#RPG Wil Wheaton as the Ambassador of Gaming?

standbyme2This blog poses a good question about Wil Wheaton’s new show ‘Titansgrave’, which is trying to do for RPGs what Tabletop did for boardgames.

Personally, I’ve found Tabletop interesting, but it hasn’t really switched me on to any games or helped me understand any of the games that it has covered as a learning aid.

RPGs do need ambassadors. Games as a whole and RPGs in particular have almost always been targets of scorn and panic and so they definitely need people sticking up for them. Is Wheaton the guy to do it though?

I’m afraid I’d have to say no, and I’m going to go into why.

1. He Breaks his own Commandment.

Admittedly I’m horrendously biased on this score, but the short version is that Wheaton is a dick, while professing ‘Don’t be a dick’. I’ve suffered this directly from him in relation to him inciting dogpiling and abuse (he publicised that I made a very brief mistake of exchanging in a whole four tweets with a Twitter bot, idiotic, but no huge deal) and I’m sure I’m not alone on that score.

2. He Came Down on the Wrong Side of Gamergate.

You can’t be a consumer or hobby advocate if you’re anti-consumer or if you’re attacking the hobby you’re supposed to be advocating for. Wheaton is supposedly not an idiot, yet didn’t do the bare minimum of research to successfully identify Gamergate as a (big, and remarkably successful) consumer revolt and instead went with the flow against it, buying into the false narrative of harassment and abuse.

Imagine if Rob Halford had testified in court that heavy metal was genuinely Satanic and that Judas Priest had intended to incite suicide, or that John Denver and Dee Snyder had testified before the PMRC against free expression. If those references are too old for you, imagine if Gabe Newell has sided with Jack Thompson.

Maybe via these, slightly hyperbolic examples, you can grasp some idea of the scale of betrayal we’re talking about here.

This single act has smashed his reputation to tatters amongst the broader gaming community and annihilated his credibility outside the ‘SocJus’ circles, eg, amongst your ‘common gamer’ (just ask #NotYourShield or #Gamergate).

Gamers as a whole, let alone RPG gamers, have long memories when it comes to moral panics against them. Wheaton is participating in a moral panic and this alone, quite apart from anything else, would disqualify him as an advocate for RPGs.

3. He Bottled it on ‘Spiritgate’.

Brought to book by ‘Goony Beard Men’ and ‘Rainbow Haired She-Twinks’ (Airport’s Law) over using the turn of phrase ‘Spirit Animal‘, he apologised.

He apologised for something which required no apology, to people who will never be satisfied by any apology, and didn’t learn the hard but important lesson about outrage culture that he should have. The same thing happened more recently to Joss Whedon who, again, failed to learn the necessary lesson.

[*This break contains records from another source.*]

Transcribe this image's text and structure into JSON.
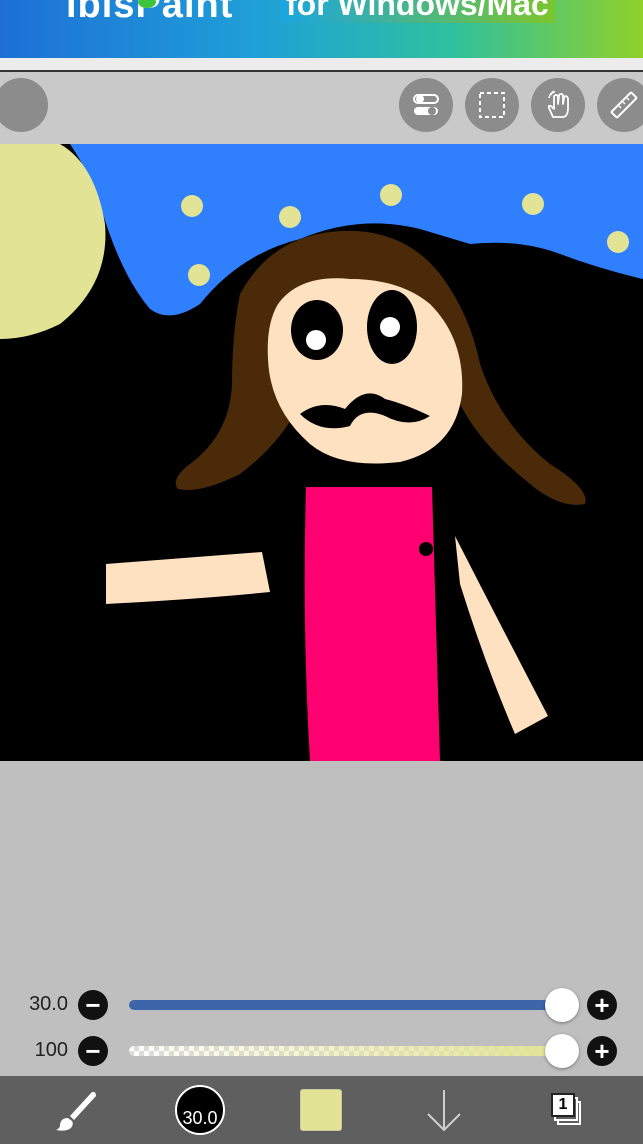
{
  "banner": {
    "logo_text": "ibisPaint",
    "slogan": "for Windows/Mac"
  },
  "toolbar": {
    "left_button": "menu-circle",
    "right_buttons": [
      "toggle-icon",
      "selection-icon",
      "hand-icon",
      "ruler-icon"
    ]
  },
  "sliders": {
    "brush_size": {
      "value": "30.0",
      "level": 1.0,
      "minus": "−",
      "plus": "+"
    },
    "opacity": {
      "value": "100",
      "level": 1.0,
      "minus": "−",
      "plus": "+"
    }
  },
  "bottom_bar": {
    "tool": "brush-icon",
    "brush_size_label": "30.0",
    "current_color": "#e2e395",
    "action": "down-arrow-icon",
    "layers_count": "1"
  },
  "colors": {
    "sky": "#2f7fff",
    "ground": "#000000",
    "moon": "#e2e395",
    "hair": "#4a2a08",
    "skin": "#fde1c0",
    "shirt": "#ff0070",
    "accent_track": "#3c65aa",
    "panel_bg": "#bfbfbf"
  }
}
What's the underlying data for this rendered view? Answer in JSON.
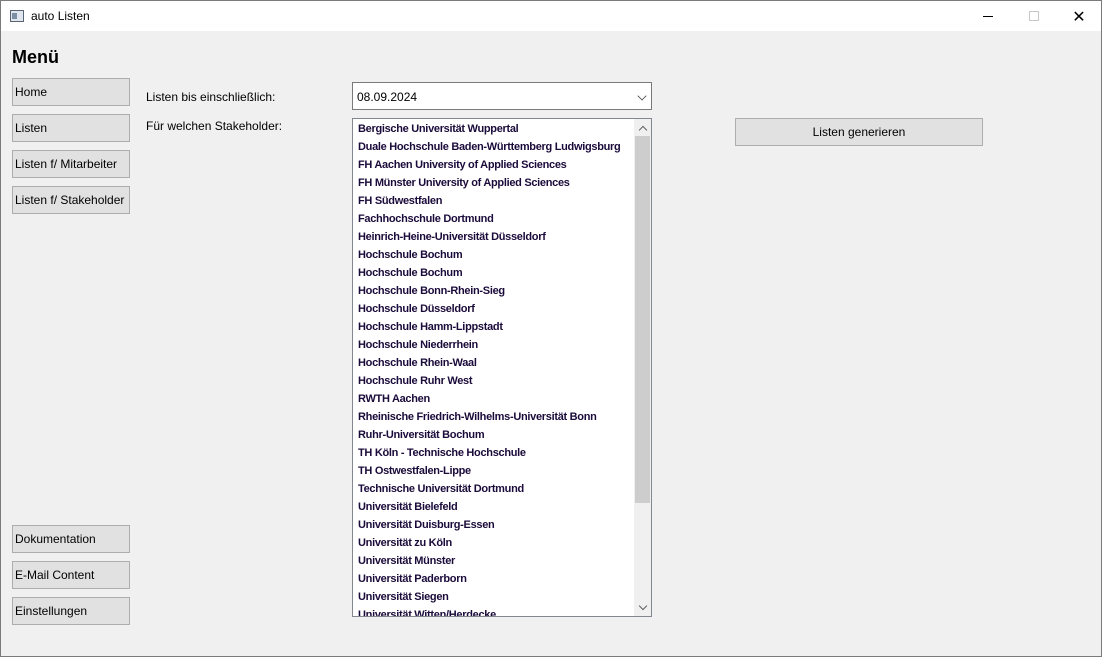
{
  "window": {
    "title": "auto Listen",
    "minimize_label": "—",
    "close_label": "✕"
  },
  "sidebar": {
    "heading": "Menü",
    "top_items": [
      "Home",
      "Listen",
      "Listen f/ Mitarbeiter",
      "Listen f/ Stakeholder"
    ],
    "bottom_items": [
      "Dokumentation",
      "E-Mail Content",
      "Einstellungen"
    ]
  },
  "form": {
    "date_label": "Listen bis einschließlich:",
    "date_value": "08.09.2024",
    "stakeholder_label": "Für welchen Stakeholder:",
    "stakeholders": [
      "Bergische Universität Wuppertal",
      "Duale Hochschule Baden-Württemberg Ludwigsburg",
      "FH Aachen University of Applied Sciences",
      "FH Münster University of Applied Sciences",
      "FH Südwestfalen",
      "Fachhochschule Dortmund",
      "Heinrich-Heine-Universität Düsseldorf",
      "Hochschule Bochum",
      "Hochschule Bochum",
      "Hochschule Bonn-Rhein-Sieg",
      "Hochschule Düsseldorf",
      "Hochschule Hamm-Lippstadt",
      "Hochschule Niederrhein",
      "Hochschule Rhein-Waal",
      "Hochschule Ruhr West",
      "RWTH Aachen",
      "Rheinische Friedrich-Wilhelms-Universität Bonn",
      "Ruhr-Universität Bochum",
      "TH Köln - Technische Hochschule",
      "TH Ostwestfalen-Lippe",
      "Technische Universität Dortmund",
      "Universität Bielefeld",
      "Universität Duisburg-Essen",
      "Universität zu Köln",
      "Universität Münster",
      "Universität Paderborn",
      "Universität Siegen",
      "Universität Witten/Herdecke"
    ],
    "generate_button": "Listen generieren"
  },
  "colors": {
    "accent": "#e1e1e1",
    "list_text": "#1b0b3a"
  },
  "icons": {
    "app": "app-window-icon",
    "combo": "chevron-down-icon"
  }
}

The new show probably won’t do any harm, but also probably won’t appeal beyond the existing RPG audience. Wheaton, however, is a terrible ambassador for RPGs. Perhaps a year or more ago I’d have thought differently and while I have a personal bias against the man as a hypocrite and bully I think the reasoning is valid there and on the other points.

You can’t be a hobby or community advocate and, at the same time, lie about and defame members of that community and hobby. It simply doesn’t work.

Somebody call Vin Diesel.

‘Nuff said.